Extracted records
+++

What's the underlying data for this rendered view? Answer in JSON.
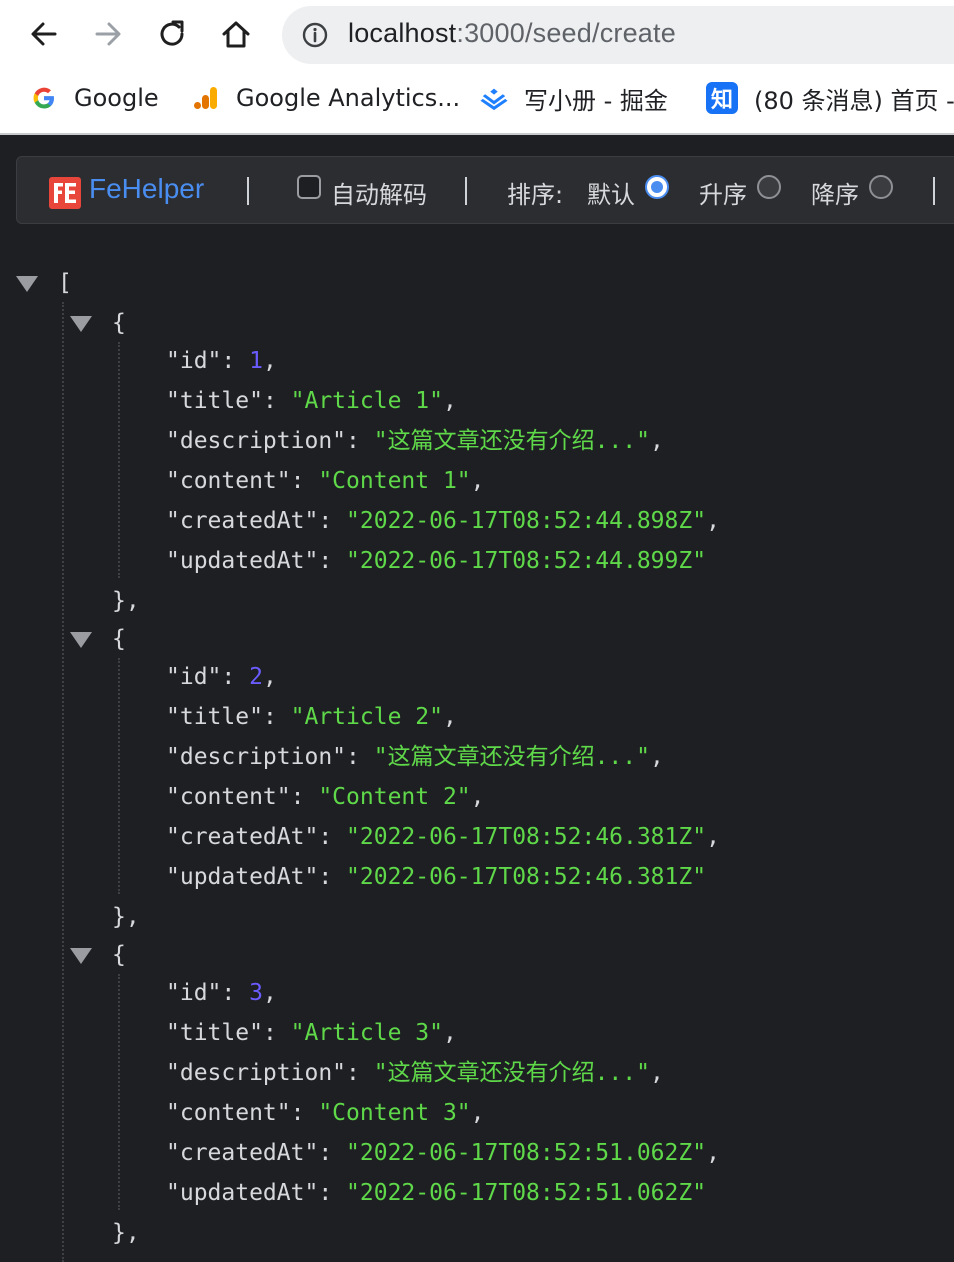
{
  "browser": {
    "url_host": "localhost",
    "url_rest": ":3000/seed/create",
    "bookmarks": [
      {
        "label": "Google",
        "icon": "google-icon"
      },
      {
        "label": "Google Analytics...",
        "icon": "analytics-icon"
      },
      {
        "label": "写小册 - 掘金",
        "icon": "juejin-icon"
      },
      {
        "label": "(80 条消息) 首页 -",
        "icon": "zhihu-icon"
      }
    ]
  },
  "toolbar": {
    "brand": "FeHelper",
    "auto_decode_label": "自动解码",
    "sort_label": "排序:",
    "sort_default": "默认",
    "sort_asc": "升序",
    "sort_desc": "降序",
    "selected_sort": "默认"
  },
  "json": {
    "open_bracket": "[",
    "open_brace": "{",
    "close_brace": "},",
    "key_colon": ": ",
    "items": [
      {
        "id": "1",
        "title": "\"Article 1\"",
        "description": "\"这篇文章还没有介绍...\"",
        "content": "\"Content 1\"",
        "createdAt": "\"2022-06-17T08:52:44.898Z\"",
        "updatedAt": "\"2022-06-17T08:52:44.899Z\""
      },
      {
        "id": "2",
        "title": "\"Article 2\"",
        "description": "\"这篇文章还没有介绍...\"",
        "content": "\"Content 2\"",
        "createdAt": "\"2022-06-17T08:52:46.381Z\"",
        "updatedAt": "\"2022-06-17T08:52:46.381Z\""
      },
      {
        "id": "3",
        "title": "\"Article 3\"",
        "description": "\"这篇文章还没有介绍...\"",
        "content": "\"Content 3\"",
        "createdAt": "\"2022-06-17T08:52:51.062Z\"",
        "updatedAt": "\"2022-06-17T08:52:51.062Z\""
      }
    ],
    "keys": {
      "id": "\"id\"",
      "title": "\"title\"",
      "description": "\"description\"",
      "content": "\"content\"",
      "createdAt": "\"createdAt\"",
      "updatedAt": "\"updatedAt\""
    }
  },
  "colors": {
    "background": "#1e1f22",
    "string": "#5fd84a",
    "number": "#6a5cff",
    "key": "#d6d8dc",
    "brand": "#4a8df0"
  }
}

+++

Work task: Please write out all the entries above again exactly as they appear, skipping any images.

Answer for the task:
What's the underlying data for this rendered view? Answer in JSON.
{
  "browser": {
    "url_host": "localhost",
    "url_rest": ":3000/seed/create",
    "bookmarks": [
      {
        "label": "Google",
        "icon": "google-icon"
      },
      {
        "label": "Google Analytics...",
        "icon": "analytics-icon"
      },
      {
        "label": "写小册 - 掘金",
        "icon": "juejin-icon"
      },
      {
        "label": "(80 条消息) 首页 -",
        "icon": "zhihu-icon"
      }
    ]
  },
  "toolbar": {
    "brand": "FeHelper",
    "auto_decode_label": "自动解码",
    "sort_label": "排序:",
    "sort_default": "默认",
    "sort_asc": "升序",
    "sort_desc": "降序",
    "selected_sort": "默认"
  },
  "json": {
    "open_bracket": "[",
    "open_brace": "{",
    "close_brace": "},",
    "key_colon": ": ",
    "items": [
      {
        "id": "1",
        "title": "\"Article 1\"",
        "description": "\"这篇文章还没有介绍...\"",
        "content": "\"Content 1\"",
        "createdAt": "\"2022-06-17T08:52:44.898Z\"",
        "updatedAt": "\"2022-06-17T08:52:44.899Z\""
      },
      {
        "id": "2",
        "title": "\"Article 2\"",
        "description": "\"这篇文章还没有介绍...\"",
        "content": "\"Content 2\"",
        "createdAt": "\"2022-06-17T08:52:46.381Z\"",
        "updatedAt": "\"2022-06-17T08:52:46.381Z\""
      },
      {
        "id": "3",
        "title": "\"Article 3\"",
        "description": "\"这篇文章还没有介绍...\"",
        "content": "\"Content 3\"",
        "createdAt": "\"2022-06-17T08:52:51.062Z\"",
        "updatedAt": "\"2022-06-17T08:52:51.062Z\""
      }
    ],
    "keys": {
      "id": "\"id\"",
      "title": "\"title\"",
      "description": "\"description\"",
      "content": "\"content\"",
      "createdAt": "\"createdAt\"",
      "updatedAt": "\"updatedAt\""
    }
  },
  "colors": {
    "background": "#1e1f22",
    "string": "#5fd84a",
    "number": "#6a5cff",
    "key": "#d6d8dc",
    "brand": "#4a8df0"
  }
}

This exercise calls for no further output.